Looking at the session from a closer, more personalised viewpoint, there have been some gains to offset the inevitable, unstoppable slow glacier-slide into subtle erosions of lowered social, cultural and environmental standards. Not forgetting the uncertainties the new authorities have passed pell-mell on to schools. A new Apple, more Venetian blinds, front hall painted, fewer break-ins, national testing up to scratch, more items on the "Well done" board, encouraging reports from secondaries about former pupil progress, 5-14s clearly settled into the school, the biggest intake of infants in years, winning three football trophies. Things could be worse.
An advantage of sessility, I have previously suggested, is that you get the chance to draw from extensive databanks. Not many staff can recall how often our library has moved around the school, remember when our resource centre was a full-time classroom, can conjure up memories of two portable buildings in the playground because of a minor population explosion. What I can see are changes in attitude and approach in the less obvious things children bring to schools.
I get the impression that the environment my children live in has imploded on itself. People have less interest in what is going on outside their narrowly defined perimeters, and this has rubbed off on their children. It's only a gut feeling, but I think there is now more interest in getting by than in getting out. Teachers get a whiff of this in their uphill struggle to get some general knowledge in, when children openly admit they have little interest in the news.
What this means for the bright new world of communication and the information explosion I do not know, but I suspect that for many children the information highway may end up as the information dead end. A ploy to shortcircuit this is school trips.
The rationale behind these is something more than an opportunity to dig deep into the activities budget.

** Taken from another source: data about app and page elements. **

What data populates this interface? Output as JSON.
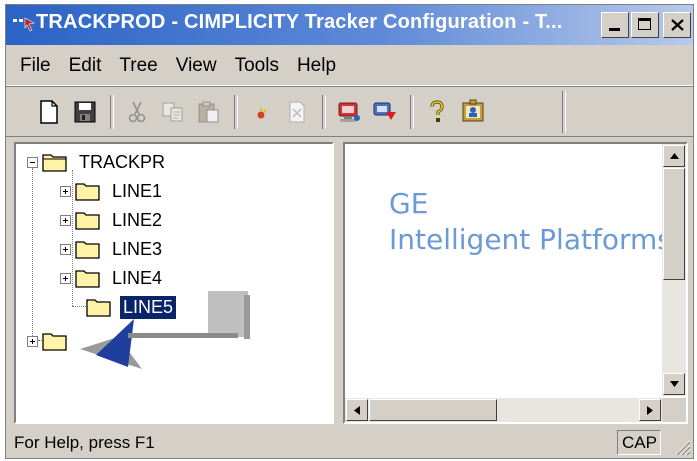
{
  "window": {
    "title": "TRACKPROD - CIMPLICITY Tracker Configuration - T..."
  },
  "menu": {
    "items": [
      "File",
      "Edit",
      "Tree",
      "View",
      "Tools",
      "Help"
    ]
  },
  "toolbar": {
    "icons": [
      "new-icon",
      "save-icon",
      "cut-icon",
      "copy-icon",
      "paste-icon",
      "new-node-icon",
      "delete-icon",
      "config-icon",
      "properties-icon",
      "help-icon",
      "about-icon"
    ]
  },
  "tree": {
    "root": "TRACKPR",
    "children": [
      "LINE1",
      "LINE2",
      "LINE3",
      "LINE4",
      "LINE5"
    ],
    "selected": "LINE5",
    "root_expander": "minus"
  },
  "content": {
    "brand_line1": "GE",
    "brand_line2": "Intelligent Platforms",
    "brand_color": "#6a9bd6"
  },
  "status": {
    "help_text": "For Help, press F1",
    "cap": "CAP"
  },
  "colors": {
    "titlebar_start": "#2a63c6",
    "selection": "#0a246a",
    "callout_arrow": "#1f3f9c"
  }
}
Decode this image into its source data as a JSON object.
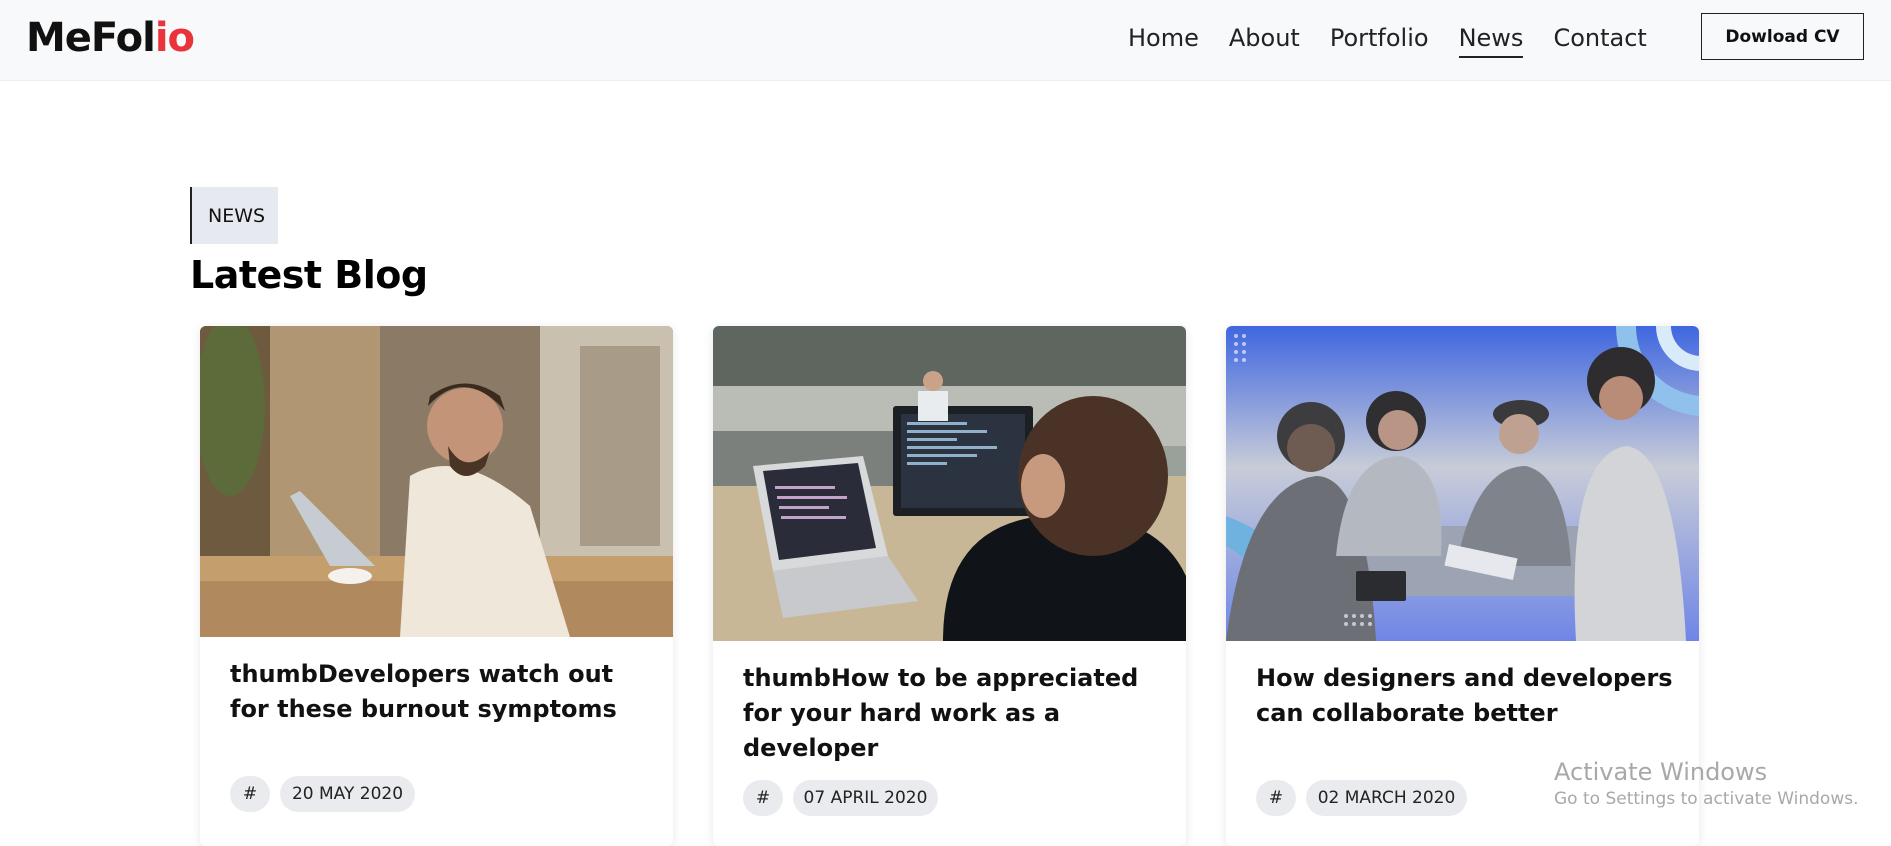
{
  "brand": {
    "name_main": "MeFol",
    "name_accent": "io"
  },
  "nav": {
    "items": [
      {
        "label": "Home"
      },
      {
        "label": "About"
      },
      {
        "label": "Portfolio"
      },
      {
        "label": "News",
        "active": true
      },
      {
        "label": "Contact"
      }
    ],
    "cv_button": "Dowload CV"
  },
  "section": {
    "tag": "NEWS",
    "title": "Latest Blog"
  },
  "posts": [
    {
      "title": "thumbDevelopers watch out for these burnout symptoms",
      "tag": "#",
      "date": "20 MAY 2020"
    },
    {
      "title": "thumbHow to be appreciated for your hard work as a developer",
      "tag": "#",
      "date": "07 APRIL 2020"
    },
    {
      "title": "How designers and developers can collaborate better",
      "tag": "#",
      "date": "02 MARCH 2020"
    }
  ],
  "watermark": {
    "line1": "Activate Windows",
    "line2": "Go to Settings to activate Windows."
  },
  "colors": {
    "accent": "#e8343a",
    "navbar_bg": "#f8f9fa",
    "tag_bg": "#e6eaf0",
    "pill_bg": "#e9ebee"
  }
}
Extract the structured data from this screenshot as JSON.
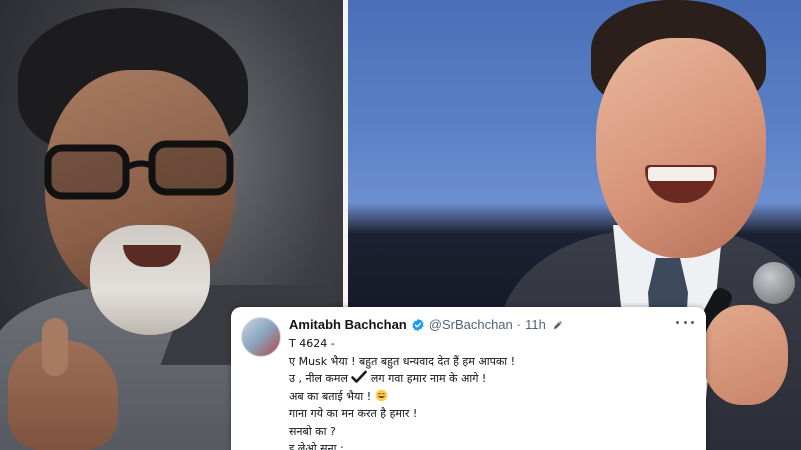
{
  "tweet": {
    "author_name": "Amitabh Bachchan",
    "author_handle": "@SrBachchan",
    "separator": "·",
    "time": "11h",
    "lines": [
      "T 4624 -",
      "ए Musk भैया ! बहुत बहुत धन्यवाद देत हैं हम आपका !",
      "उ , नील कमल",
      "लग गवा हमार नाम के आगे !",
      "अब का बताई भैया !",
      "गाना गये का मन करत है हमार !",
      "सनबो का ?",
      "इ लेओ सुना :"
    ],
    "verified_color": "#1d9bf0",
    "icons": [
      "verified-badge-icon",
      "edit-icon",
      "more-icon",
      "check-mark-icon",
      "grin-emoji-icon"
    ]
  }
}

They are not project or topic-driven, but honest-to-God outings that may not have a defined curricular content, but are undertaken to widen the cultural and social horizons of children who for the most part would rarely have the opportunity to do this kind of thing.
They make me feel uncomfortable, not just because in today's climate of permission slips, standard circulars on Safety in Educational Excursions, regulations on treatment for anaphylactic shock, quality of bus provision and a whole host of other less visible hazards, but because they can be minefields lined with booby traps. Not so for the participants.
The atmosphere of infant joie de vivre boarding the bus has never altered, parental enthusiasm seeing them off has perhaps even intensified, letting them relive a little of their own not-so-long-ago lost youth.
Some things never change, for in the slightly longer trips, the pupils at the back of the bus still cannot sing, party songs are still instantly quelled and football jerseys are still disallowed, while the amount of sweets, sticky juices and crisps crammed into bulging bags is still in inverse proportion to the capacity of the stomachs available to consume even half of them. The anticipations of weeks before and retrospects that occupied attention for a week or so after are still as intense as ever.
School holidays are like school trips writ large. Now that the whole world has gone a-jaunting, we can only hope that the trippers return refreshed, intact, ready for action, so that we can all put session 1995-96 behind us. The Good Book says something about not laying up store for tomorrow. At least we can hope.